The CAA’s proposed changes to Visual Flight Rules (VFR) minima in Class D airspace are ‘deeply flawed’ according to the All-Party Parliamentary Group on General Aviation (APPG-GA).
“In increasing the vertical distance from cloud requirement, they will encourage GA pilots who wish to transit Class D to either go lower or go around it altogether. Both these clearly increase the risk involved,” said Lord Kirkhope of Harrogate, Parliamentary Chair of the APPG-GA’s Airspace working group.
“In our opinion, the CAA’s approach to this change is deeply flawed.”
The new measures proposed by the CAA are designed to bring the UK into line with Standardised European Rules of the Air (SERA).
Currently, the UK has an exemption on minima specified in SERA to allow flights in Class D to simply remain clear of cloud. New rules would mean pilots would need to stay at least 1,500ft below cloud if they wish to remain VFR in a control zone.
The CAA’s solution would be to encourage increased usage of Special VFR (SVFR) procedures. Their preferred option would be to amend these procedures so air traffic control (ATC) units would no longer have to separate SVFR traffic from other SVFR traffic when visibility is greater than 5km at the controlling airport.
Grant Shapps MP, chair of the APPG-GA, said, “Whichever way you cut it, increased use of SVFR is going to increase the workload on ATC and pilots alike.

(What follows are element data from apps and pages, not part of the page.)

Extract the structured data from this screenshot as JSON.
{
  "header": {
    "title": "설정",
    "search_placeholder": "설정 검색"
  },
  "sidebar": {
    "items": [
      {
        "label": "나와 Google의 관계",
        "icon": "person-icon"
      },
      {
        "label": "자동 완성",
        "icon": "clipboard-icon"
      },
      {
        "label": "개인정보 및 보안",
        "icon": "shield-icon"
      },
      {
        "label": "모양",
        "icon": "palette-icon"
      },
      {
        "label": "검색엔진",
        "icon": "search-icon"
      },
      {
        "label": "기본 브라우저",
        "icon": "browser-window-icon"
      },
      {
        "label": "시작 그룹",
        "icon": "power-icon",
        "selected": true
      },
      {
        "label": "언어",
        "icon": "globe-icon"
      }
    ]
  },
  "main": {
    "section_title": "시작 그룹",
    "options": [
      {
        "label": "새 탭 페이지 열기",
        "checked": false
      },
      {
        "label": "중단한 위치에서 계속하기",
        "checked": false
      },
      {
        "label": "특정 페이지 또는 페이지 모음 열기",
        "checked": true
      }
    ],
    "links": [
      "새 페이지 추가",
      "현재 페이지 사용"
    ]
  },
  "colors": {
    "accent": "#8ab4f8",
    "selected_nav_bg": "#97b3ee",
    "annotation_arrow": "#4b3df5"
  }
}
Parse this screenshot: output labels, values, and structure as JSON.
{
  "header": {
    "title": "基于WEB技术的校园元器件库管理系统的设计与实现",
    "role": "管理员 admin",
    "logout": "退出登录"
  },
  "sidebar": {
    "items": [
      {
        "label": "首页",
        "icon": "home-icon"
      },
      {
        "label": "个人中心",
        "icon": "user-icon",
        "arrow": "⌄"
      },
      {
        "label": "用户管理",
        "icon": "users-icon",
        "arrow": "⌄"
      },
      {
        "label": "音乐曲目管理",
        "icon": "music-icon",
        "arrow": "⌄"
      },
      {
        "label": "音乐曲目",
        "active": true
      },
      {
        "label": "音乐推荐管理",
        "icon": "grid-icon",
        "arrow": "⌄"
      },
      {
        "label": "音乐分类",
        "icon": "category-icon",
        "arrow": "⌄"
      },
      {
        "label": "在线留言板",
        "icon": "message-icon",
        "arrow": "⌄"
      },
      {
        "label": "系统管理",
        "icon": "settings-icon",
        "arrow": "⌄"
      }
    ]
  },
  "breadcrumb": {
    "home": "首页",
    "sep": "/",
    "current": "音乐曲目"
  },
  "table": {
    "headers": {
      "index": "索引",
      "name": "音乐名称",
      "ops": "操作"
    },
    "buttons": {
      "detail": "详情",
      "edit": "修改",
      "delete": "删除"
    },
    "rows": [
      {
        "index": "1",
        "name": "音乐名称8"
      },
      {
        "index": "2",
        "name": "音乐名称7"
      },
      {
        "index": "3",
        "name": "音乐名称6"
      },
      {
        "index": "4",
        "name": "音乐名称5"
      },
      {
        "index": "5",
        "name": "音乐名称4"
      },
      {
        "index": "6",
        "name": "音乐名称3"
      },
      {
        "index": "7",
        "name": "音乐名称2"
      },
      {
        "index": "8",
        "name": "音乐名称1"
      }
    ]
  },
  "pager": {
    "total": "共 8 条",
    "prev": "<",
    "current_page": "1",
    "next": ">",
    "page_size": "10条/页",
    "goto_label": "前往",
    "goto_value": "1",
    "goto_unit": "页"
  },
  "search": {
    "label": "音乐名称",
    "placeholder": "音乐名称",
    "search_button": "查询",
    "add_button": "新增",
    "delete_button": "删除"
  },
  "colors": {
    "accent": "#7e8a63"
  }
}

“If these proposals go ahead, we are likely to see greater numbers of refusals for GA to enter controlled airspace, creating a greater risk of mid-air collisions in the choke points which exist around in the UK’s crowded airspace.
“The CAA’s own analysis shows the cloud ceiling is at or below 3,000ft for 73 per cent of the time in the UK. It should be recognised that the weather on our island is different from most other countries in which SERA are applied. Removing the current exemption is an unhelpful rules tiding exercise, which will disproportionality disadvantage light GA.”